These reviews should not be called camera reviews, they should be called "image algorithm reviews".
What's next, phones whose "microphones" make our voices sound more masculine or flirtatious?
I think that's exactly what many, many people want from their camera, and I don't see why it shouldn't be up to them.
Whether this is a good thing or not isn't a new question. My answer is, it's a normal and OK thing. However (as before) it can be taken to extremes or used for fraud. Obviously, these aren't good things.
It's new, too, so it will take some time for us to learn the limits of good taste and good judgement and for norms to develop.
The thing is people can usually tell if it's extreme enough. After all we see each other in person sometimes still. :)
This seems like an ironic fantasy to me, because I don't think there is such a thing as an objective reality. Human vision is not objective in the slightest. The objective reality we think we see is actually a fiction made up in real-time by the brain (https://www.ndtv.com/offbeat/what-colour-are-the-strawberrie...).
Some of the landscape photos and portraits shown are difficult shots that professionals can achieve after understanding lighting. Using a filter to simulate this is fine. I don't judge it. I am not a professional photographer and use filters some of the time.
The issue is calling it a review of a "camera" when it is really a review of filters. Debating over which company's fake bokeh is better is like debating whose animated kitten ear filter is more lifelike.
I understand that's not the same for everyone - but I enjoy the idea of my phone making the "pop music" of digital photography. Hell, I can't even zoom in without compromising quality. I just use it to document.
I worry about that too. It may also end up being a future where we are no longer fooled by fake effects and they start to feel inauthentic.
Chances are when plastic were new, people remarked at how similar chrome-painted plastic was to actual metal.
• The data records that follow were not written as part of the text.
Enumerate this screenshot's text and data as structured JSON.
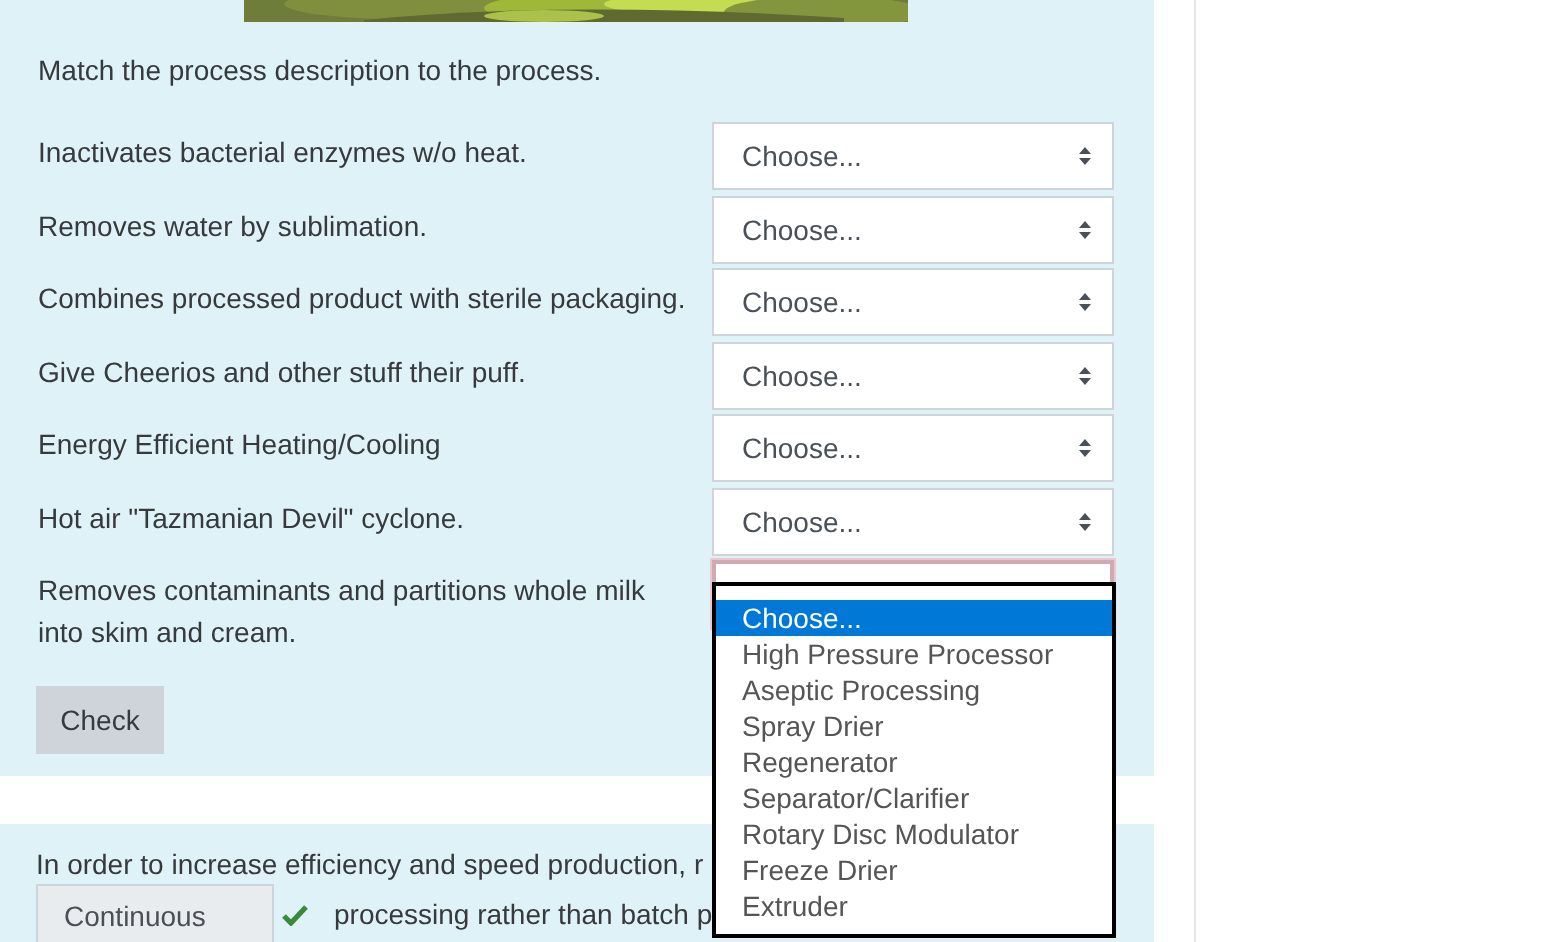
{
  "question_1": {
    "prompt": "Match the process description to the process.",
    "rows": [
      {
        "text": "Inactivates bacterial enzymes w/o heat.",
        "value": "Choose...",
        "focused": false
      },
      {
        "text": "Removes water by sublimation.",
        "value": "Choose...",
        "focused": false
      },
      {
        "text": "Combines processed product with sterile packaging.",
        "value": "Choose...",
        "focused": false
      },
      {
        "text": "Give Cheerios and other stuff their puff.",
        "value": "Choose...",
        "focused": false
      },
      {
        "text": "Energy Efficient Heating/Cooling",
        "value": "Choose...",
        "focused": false
      },
      {
        "text": "Hot air \"Tazmanian Devil\" cyclone.",
        "value": "Choose...",
        "focused": false
      },
      {
        "text": "Removes contaminants and partitions whole milk into skim and cream.",
        "focused": true
      }
    ],
    "check_button": "Check"
  },
  "question_2": {
    "text_before": "In order to increase efficiency and speed production, r",
    "answer": "Continuous",
    "correct": true,
    "text_after": "processing rather than batch p"
  },
  "open_dropdown": {
    "options": [
      {
        "label": "Choose...",
        "selected": true
      },
      {
        "label": "High Pressure Processor",
        "selected": false
      },
      {
        "label": "Aseptic Processing",
        "selected": false
      },
      {
        "label": "Spray Drier",
        "selected": false
      },
      {
        "label": "Regenerator",
        "selected": false
      },
      {
        "label": "Separator/Clarifier",
        "selected": false
      },
      {
        "label": "Rotary Disc Modulator",
        "selected": false
      },
      {
        "label": "Freeze Drier",
        "selected": false
      },
      {
        "label": "Extruder",
        "selected": false
      }
    ]
  }
}
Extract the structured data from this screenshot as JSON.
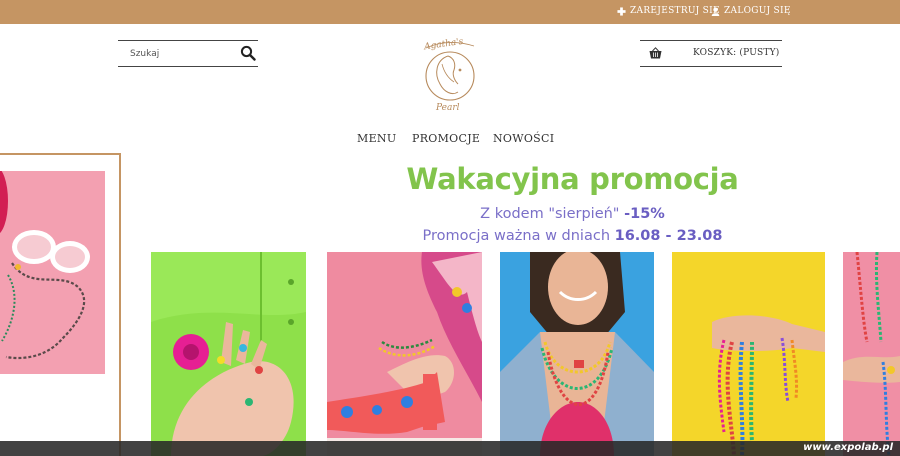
{
  "topbar": {
    "register_label": "ZAREJESTRUJ SIĘ",
    "login_label": "ZALOGUJ SIĘ"
  },
  "header": {
    "search": {
      "placeholder": "Szukaj"
    },
    "logo_text": "Agatha's Pearl",
    "cart": {
      "label": "KOSZYK: (PUSTY)"
    }
  },
  "nav": {
    "items": [
      {
        "label": "MENU"
      },
      {
        "label": "PROMOCJE"
      },
      {
        "label": "NOWOŚCI"
      }
    ]
  },
  "promo": {
    "title": "Wakacyjna promocja",
    "code_text": "Z kodem \"sierpień\"",
    "discount": "-15%",
    "valid_text": "Promocja ważna w dniach",
    "date_range": "16.08 - 23.08"
  },
  "watermark": "www.expolab.pl",
  "colors": {
    "topbar": "#c59563",
    "promo_title": "#82c44c",
    "promo_text": "#7a6fc8"
  },
  "icons": [
    "plus-icon",
    "user-icon",
    "search-icon",
    "basket-icon"
  ]
}
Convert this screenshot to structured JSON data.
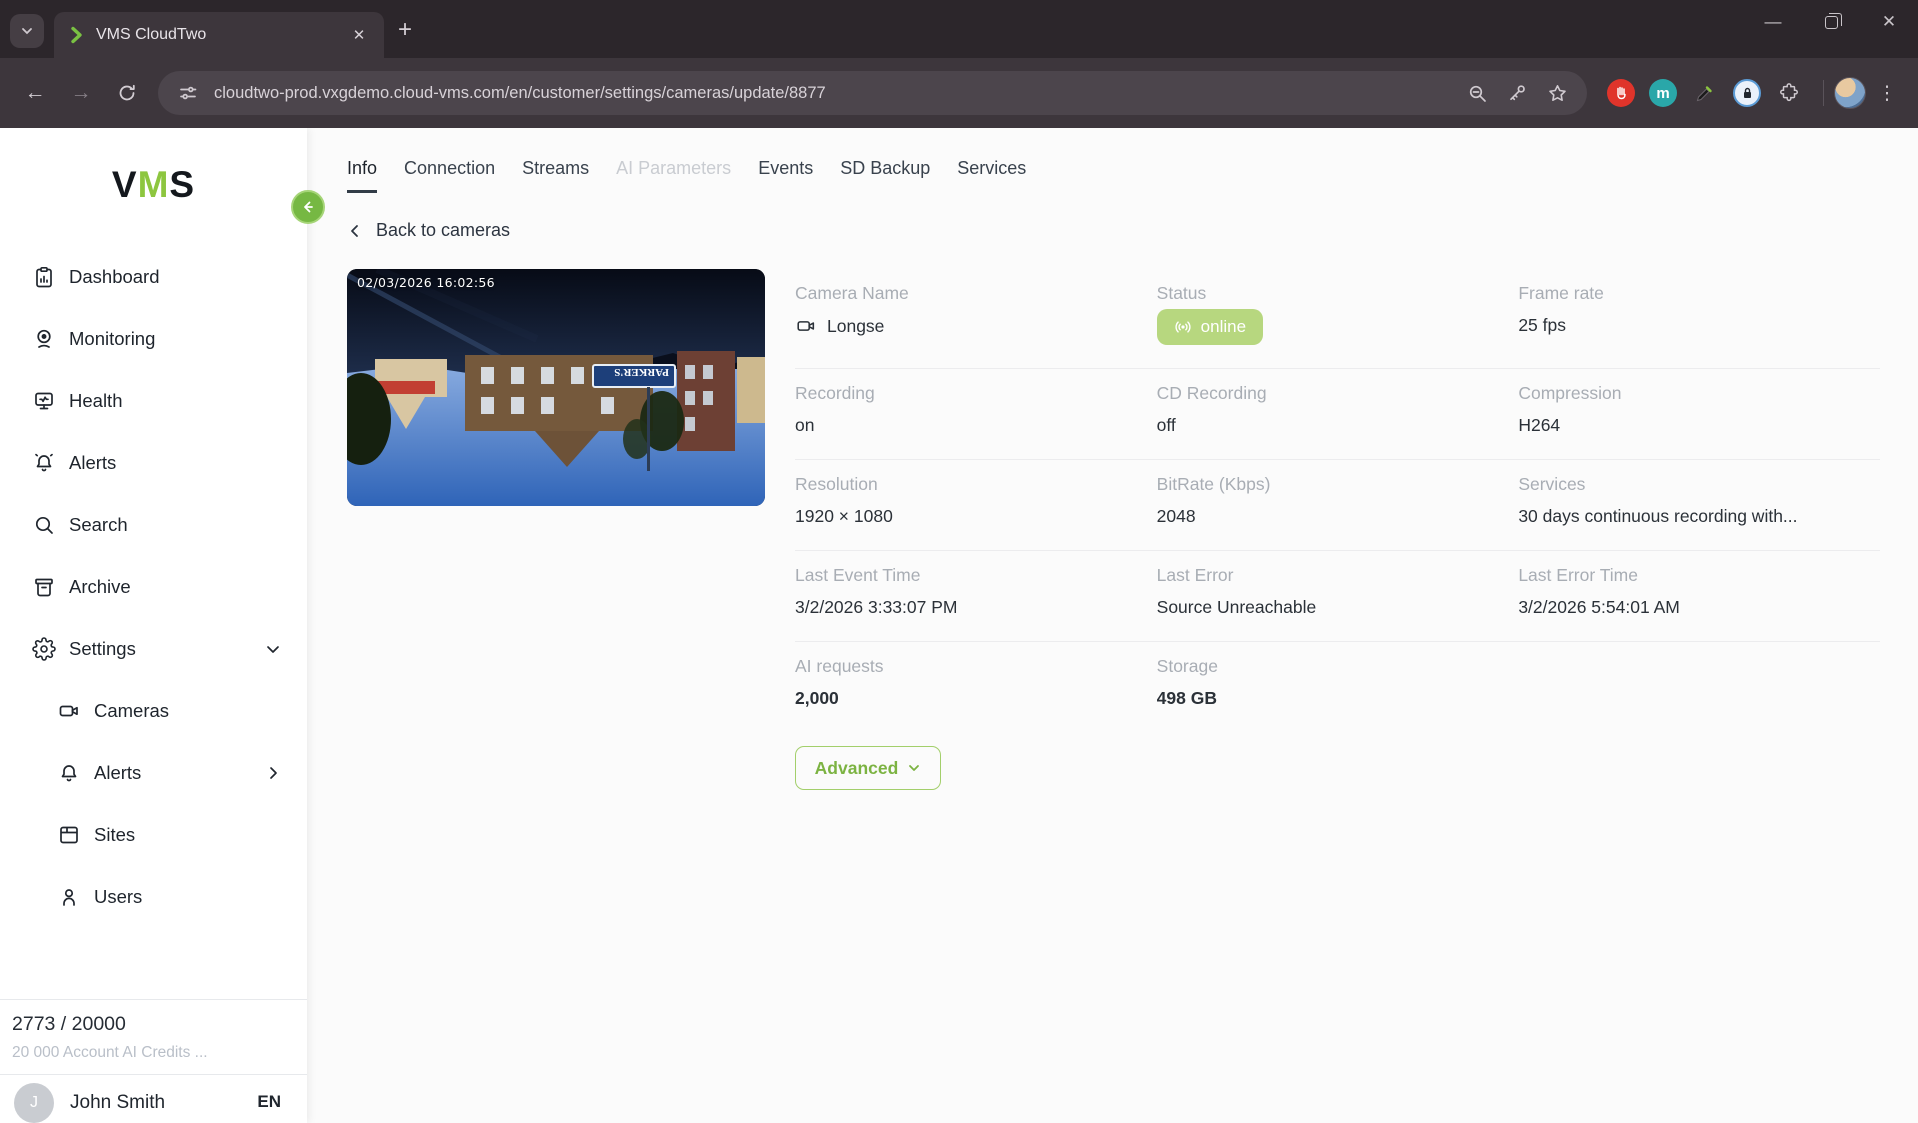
{
  "colors": {
    "accent": "#8dc63f",
    "accent-dark": "#7cb342",
    "badge-bg": "#b7d77f",
    "chrome-strip": "#2c262b",
    "chrome-toolbar": "#3d363c",
    "chrome-pill": "#4c454c"
  },
  "browser": {
    "tab_title": "VMS CloudTwo",
    "url": "cloudtwo-prod.vxgdemo.cloud-vms.com/en/customer/settings/cameras/update/8877",
    "extension_m_label": "m",
    "icons": [
      "tab-search-chevron",
      "favicon-green-chevron",
      "close",
      "new-tab-plus",
      "minimize",
      "restore",
      "close-window",
      "back-arrow",
      "forward-arrow",
      "reload",
      "site-settings",
      "zoom-out",
      "password-key",
      "bookmark-star",
      "adblock-hand",
      "monica-m",
      "eyedropper",
      "password-lock",
      "extensions-puzzle",
      "profile-avatar",
      "kebab-menu"
    ]
  },
  "sidebar": {
    "logo": {
      "part1": "V",
      "part2": "M",
      "part3": "S"
    },
    "items": [
      {
        "label": "Dashboard",
        "icon": "dashboard-icon"
      },
      {
        "label": "Monitoring",
        "icon": "webcam-icon"
      },
      {
        "label": "Health",
        "icon": "health-monitor-icon"
      },
      {
        "label": "Alerts",
        "icon": "bell-ring-icon"
      },
      {
        "label": "Search",
        "icon": "search-icon"
      },
      {
        "label": "Archive",
        "icon": "archive-icon"
      },
      {
        "label": "Settings",
        "icon": "gear-icon",
        "expanded": true
      }
    ],
    "sub_items": [
      {
        "label": "Cameras",
        "icon": "video-camera-icon"
      },
      {
        "label": "Alerts",
        "icon": "bell-icon",
        "has_children": true
      },
      {
        "label": "Sites",
        "icon": "window-icon"
      },
      {
        "label": "Users",
        "icon": "person-icon"
      }
    ],
    "credits": {
      "used": "2773 / 20000",
      "caption": "20 000 Account AI Credits ..."
    },
    "user": {
      "initial": "J",
      "name": "John Smith",
      "language": "EN"
    }
  },
  "main": {
    "tabs": [
      {
        "label": "Info",
        "state": "active"
      },
      {
        "label": "Connection",
        "state": "normal"
      },
      {
        "label": "Streams",
        "state": "normal"
      },
      {
        "label": "AI Parameters",
        "state": "disabled"
      },
      {
        "label": "Events",
        "state": "normal"
      },
      {
        "label": "SD Backup",
        "state": "normal"
      },
      {
        "label": "Services",
        "state": "normal"
      }
    ],
    "back_link": "Back to cameras",
    "camera_preview": {
      "timestamp": "02/03/2026 16:02:56",
      "sign_text": "PARKER'S"
    },
    "details": {
      "fields": [
        {
          "label": "Camera Name",
          "value": "Longse"
        },
        {
          "label": "Status",
          "value": "online"
        },
        {
          "label": "Frame rate",
          "value": "25 fps"
        },
        {
          "label": "Recording",
          "value": "on"
        },
        {
          "label": "CD Recording",
          "value": "off"
        },
        {
          "label": "Compression",
          "value": "H264"
        },
        {
          "label": "Resolution",
          "value": "1920 × 1080"
        },
        {
          "label": "BitRate (Kbps)",
          "value": "2048"
        },
        {
          "label": "Services",
          "value": "30 days continuous recording with..."
        },
        {
          "label": "Last Event Time",
          "value": "3/2/2026 3:33:07 PM"
        },
        {
          "label": "Last Error",
          "value": "Source Unreachable"
        },
        {
          "label": "Last Error Time",
          "value": "3/2/2026 5:54:01 AM"
        },
        {
          "label": "AI requests",
          "value": "2,000"
        },
        {
          "label": "Storage",
          "value": "498 GB"
        }
      ]
    },
    "advanced_button": "Advanced"
  }
}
These days we can easily tell them apart.
Glamour Shots - the Analog algorithms of beauty.
If I want to shoot Sony Alpha SLR and edit the raws, I'll do that. But most of the time I just want to share what my family's doing with the rest of my family and this makes it really easy to do it well.
Where is this? Which OS? I believe the composition optimization is not something you can turn off.
What's the difference between optimizing the landscape composition and modifying a composition of a face to make it look more friendly, or modifying a picture of arms to make them look more buff?
I wish iOS would allow native DNG (RAW) captures with their camera app. They added HEIC but not DNG? It'd be so much faster to snap a pic and capture DNG with the native app, rather than firing up LR Mobile / VSCO, etc.
Neat new features though, like that "slow sync". Why don't older models get "slow sync" though? It seems like something that is controlled by software
Except that, the point of a review is to go into details - in this case to outline the ways in which it has improved, and how much each of those has improved
That and Apple make their money from selling this hardware, so having software that only runs on new devices helps sell them.
People with an iPhone 4, 5 or 6 have more reason to upgrade to an 8 rather than a 7 than just the camera.
Sort of like a GPU, you could emulate what it does in software, but it'd be prohibitively slow.
Of course it is.. it was announced today.. :|
It doesn't mean if the iphone8 was designed to be 2x thicker, Apple could have done much more with the camera quality.